Marciano Foundation, a new private museum in LA, opened to the public on Thursday. It occupies the deserted former theatre of the Scottish Rite Masonic Temple on Wilshire Boulevard, repurposed by Kulapat Yantrasast of wHY architects. The fraternity sold the building to Guess Jeans cofounders Maurice and Paul Marciano in 2013. The Marciano’s inaugural exhibition is the survey show ‘Jim Shaw: The Wig Museum’, curated by Philipp Kaiser, which spans the entire ground floor. The 5,100 square-metre exhibition space is primarily devoted to ‘Unpacking’, which draws on the Marciano’s 1,500-work collection by 200 artists, with works including Trisha Donnelly, Jeff Koons, Thomas Houseago and Takashi Murakami. The Marciano is the latest in the emergence of significant private institutions joining LA’s main art museums, with the Broad museum opening in 2015, the Main Museum which opened in 2016, as well as the forthcoming ICA which opens this autumn and is also designed by Kulapat Yantrasast and wHY architects.

Jared Kushner’s and Ivanka Trump's art collection has landed the couple in trouble, after it emerged that the US president’s senior advisor and son-in-law had failed to report their multimillion-dollar collection in his financial disclosures. The Kushners’ collection, which is housed in their Park Avenue apartment, includes pieces by Alex Israel, Nate Lowman, Dan Colen, Alex Da Corte and David Ostrowski – sometimes glimpsed in Ivanka Trump’s regular Instagram posts. A lawyer for Kushner told artnet News that the artworks were for decorative purposes only, not for investment, and would be reported in a new disclosure form.

Kiluanji Kia Henda has been announced as the winner of the 2017 Frieze Artist Award.

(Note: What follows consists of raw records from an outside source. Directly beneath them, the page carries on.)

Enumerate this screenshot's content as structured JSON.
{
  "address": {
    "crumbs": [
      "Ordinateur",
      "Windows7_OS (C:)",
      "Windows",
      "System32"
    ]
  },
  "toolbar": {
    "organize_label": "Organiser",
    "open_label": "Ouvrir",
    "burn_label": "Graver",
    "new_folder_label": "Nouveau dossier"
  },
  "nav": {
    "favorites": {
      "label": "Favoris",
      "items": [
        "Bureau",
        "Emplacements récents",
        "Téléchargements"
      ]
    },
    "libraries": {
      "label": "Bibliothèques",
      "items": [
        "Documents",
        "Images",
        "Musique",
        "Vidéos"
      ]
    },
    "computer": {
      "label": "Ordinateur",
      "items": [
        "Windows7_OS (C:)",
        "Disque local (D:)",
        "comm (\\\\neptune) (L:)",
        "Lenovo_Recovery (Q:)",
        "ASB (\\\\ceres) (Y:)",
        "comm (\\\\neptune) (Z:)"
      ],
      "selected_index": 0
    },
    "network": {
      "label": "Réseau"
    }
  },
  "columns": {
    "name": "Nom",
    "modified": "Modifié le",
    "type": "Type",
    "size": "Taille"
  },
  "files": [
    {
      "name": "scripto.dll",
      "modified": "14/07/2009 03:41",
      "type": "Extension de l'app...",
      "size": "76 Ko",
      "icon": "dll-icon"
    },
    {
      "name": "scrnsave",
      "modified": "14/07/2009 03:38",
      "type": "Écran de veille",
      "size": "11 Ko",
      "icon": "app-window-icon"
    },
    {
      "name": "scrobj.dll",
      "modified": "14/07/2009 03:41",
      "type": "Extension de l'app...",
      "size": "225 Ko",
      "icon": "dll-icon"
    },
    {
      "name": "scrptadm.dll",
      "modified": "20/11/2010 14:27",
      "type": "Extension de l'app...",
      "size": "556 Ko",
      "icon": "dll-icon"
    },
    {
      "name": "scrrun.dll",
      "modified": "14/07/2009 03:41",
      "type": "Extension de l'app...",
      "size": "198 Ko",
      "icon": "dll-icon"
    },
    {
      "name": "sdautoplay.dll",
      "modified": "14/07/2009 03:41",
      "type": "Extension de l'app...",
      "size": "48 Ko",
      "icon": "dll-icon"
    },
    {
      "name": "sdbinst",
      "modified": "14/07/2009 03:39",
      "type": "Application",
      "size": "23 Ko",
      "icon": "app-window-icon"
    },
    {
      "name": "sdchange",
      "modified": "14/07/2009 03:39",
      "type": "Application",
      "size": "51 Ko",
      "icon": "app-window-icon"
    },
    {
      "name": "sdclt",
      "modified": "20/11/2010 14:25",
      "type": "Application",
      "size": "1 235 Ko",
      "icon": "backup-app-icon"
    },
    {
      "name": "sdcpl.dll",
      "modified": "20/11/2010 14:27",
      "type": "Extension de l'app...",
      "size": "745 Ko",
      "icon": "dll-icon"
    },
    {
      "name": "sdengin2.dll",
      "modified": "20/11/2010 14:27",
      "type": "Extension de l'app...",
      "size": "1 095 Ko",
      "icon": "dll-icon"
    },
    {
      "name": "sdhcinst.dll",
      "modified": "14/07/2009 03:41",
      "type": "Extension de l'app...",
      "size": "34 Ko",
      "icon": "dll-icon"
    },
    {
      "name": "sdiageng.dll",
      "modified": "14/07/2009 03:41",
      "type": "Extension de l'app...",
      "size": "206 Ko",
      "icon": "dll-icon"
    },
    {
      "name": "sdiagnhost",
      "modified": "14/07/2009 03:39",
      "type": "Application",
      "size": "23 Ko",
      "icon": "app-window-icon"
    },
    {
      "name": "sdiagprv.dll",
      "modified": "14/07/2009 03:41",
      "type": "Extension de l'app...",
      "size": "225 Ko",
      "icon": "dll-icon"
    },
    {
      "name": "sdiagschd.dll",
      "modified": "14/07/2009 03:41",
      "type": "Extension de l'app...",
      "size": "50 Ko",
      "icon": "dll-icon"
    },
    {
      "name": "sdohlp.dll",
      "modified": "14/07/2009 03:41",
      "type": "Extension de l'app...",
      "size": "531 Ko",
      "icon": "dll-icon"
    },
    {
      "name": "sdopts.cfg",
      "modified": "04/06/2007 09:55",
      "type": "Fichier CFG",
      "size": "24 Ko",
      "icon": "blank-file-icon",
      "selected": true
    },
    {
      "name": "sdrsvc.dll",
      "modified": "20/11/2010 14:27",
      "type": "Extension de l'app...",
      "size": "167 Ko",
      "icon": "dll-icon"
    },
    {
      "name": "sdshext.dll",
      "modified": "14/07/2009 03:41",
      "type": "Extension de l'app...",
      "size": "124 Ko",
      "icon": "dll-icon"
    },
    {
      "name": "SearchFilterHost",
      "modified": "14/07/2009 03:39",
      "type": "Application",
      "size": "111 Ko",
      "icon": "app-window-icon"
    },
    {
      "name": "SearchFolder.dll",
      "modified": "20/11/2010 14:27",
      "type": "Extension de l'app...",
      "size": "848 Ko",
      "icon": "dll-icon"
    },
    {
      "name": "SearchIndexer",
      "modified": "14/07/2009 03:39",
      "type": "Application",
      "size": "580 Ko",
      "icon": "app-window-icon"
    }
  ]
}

The Luanda-based artist was selected after an open call, with artist applications received from more than 82 countries: Kia Henda is the first African artist to receive the award. From 4 to 8 October, Kia Henda will create a new installation for Frieze Projects, the fair's non-profit programme, curated by Raphael Gygax. 'Kia Henda is a vital voice of his generation', Gygax said, '[he] brings satire to bear on politics and the legacy of colonialism in Africa, corrupting enduring stereotypes'.

Deutsche Bank is planning to open a new Berlin arts centre in 2018. The 279 square-metre space, located in the Prinzessinnenpalais at 5 Unter den Linden, will house its corporate collection of over 50,000 works. The collection, one of the largest in the world, was started in the 1970s and includes works by Gerhard Richter, Sigmar Polke and Joseph Beuys.